Fans will appreciate “Follow God” which features a sample from the renowned gospel group ‘Whole Truth’. West touches on the rocky relationship he’s had with his father and he expands on the peaceful place they have finally come to. With no real hook he spews fire lines like: “Arguing at my dad, he told me it ain’t Christ like.” The best all-around track comes on the deep and soul bearing “God Is” which has an old-style conventional gospel vibe to it. Most notably it feels like this is West trying to bare himself. To put aside ego and perfection in the face of something greater, and for just a moment, you might believe him.
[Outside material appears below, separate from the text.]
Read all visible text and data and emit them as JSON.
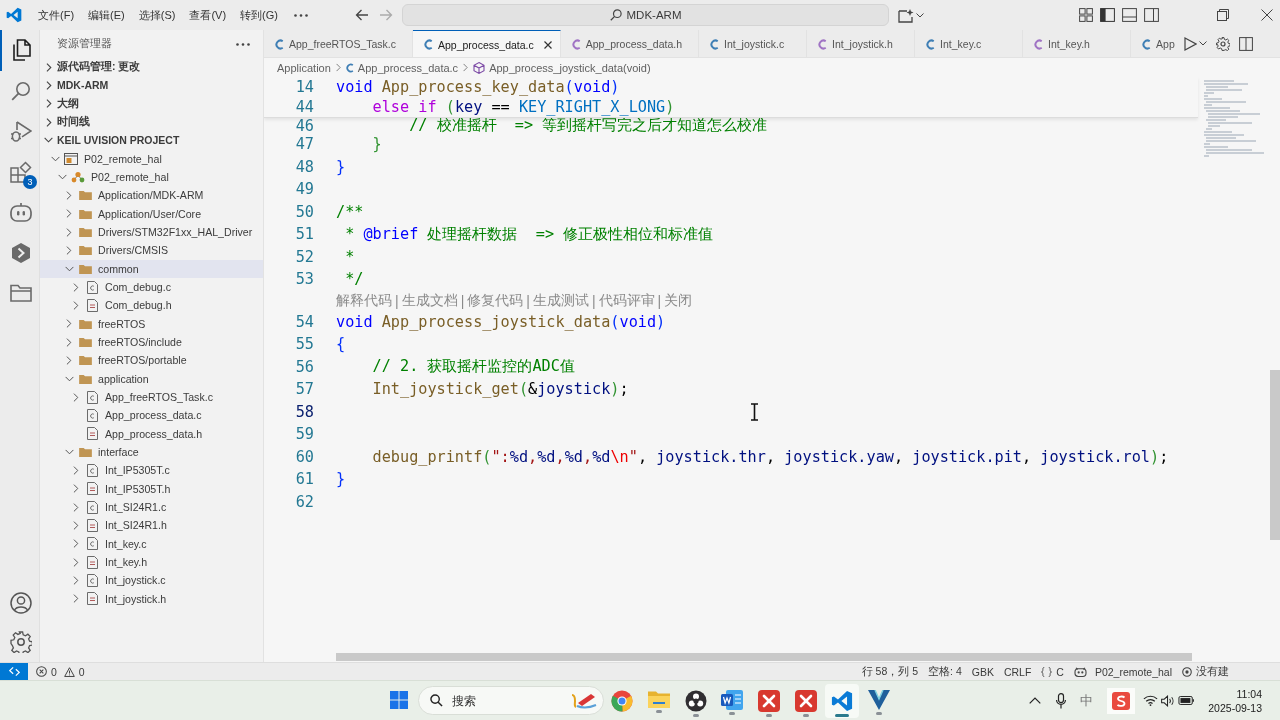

Then, “On God” is by far the most awoke you see will see West! This is hands down the best produced track as he rhymes over a vintage west coast type 808 beat singing: “The devil had my soul, I can’t lie // Life gon’ have some lows and some highs.” Projecting the passionate remnants of tracks like “Jesus Walks” on College Dropout. When you could feel his desire and wanted to walk with him.
But ever the extremist! He inexplicably goes ghost on the sounds of “Use This Gospel” but is saved by one of hip-hop’s finest duos, Pusha T and Malice of ‘The Clipse’ who make a surprise return with blistering verses as Pusha T spits: “Blindfolded on this road, watch me faith walk. // Just hold onto ya brother, when his faith lost.” Albeit, seemingly thrown together, the track is also rescued by a beautiful saxophone melody by Kenny G on the bridge.
Then as if on cue, like pouring water on a campfire, things burn out on the ladder half of the album in a heartbeat and West’s creativity seemingly disappears. For example, the narcissistic Kanye returns on “Hands On” rehearsing self-righteous lines like: “What have you been hearing from the Christians? // They be the first ones to judge me. // Make it feel like nobody love me. // Somebody pray for me.” Elsewhere, the track “Water” sounds distant and disconnected. As if he’s trying to make something forced out of this perceived mission he’s on.
“Everything We Need” is unmemorable. Then on “Closed On Sunday” he passive aggressively speaks on how he wants to raise his sons and daughters but in the next breath, compares his companion Kim Kardashian-West to a chic filet sandwich. This is the same self-absorbed attitude he’s used in the past. Making one misogynist reference after another in his music regarding the women in his life. The LP ends with the scattered and unfinished sounding “Jesus Is Lord”. West sounds muffled and hard to understand on this closer. Befittingly.
In conclusion, while we understand he has found spirituality, at times it is still hard to take the mercurial West seriously on Jesus Is King. Respectively, it is a good thing that Kanye has found at least a source of peace with his newfound journey to Christ. The problem is, faith is all about belief and as he is yelling and screaming to God over good beats, unfortunately we still can’t really hear what he’s saying. Why? Because it’s hard to feel someone as influential as him, if he doesn’t even truly believe all of it himself.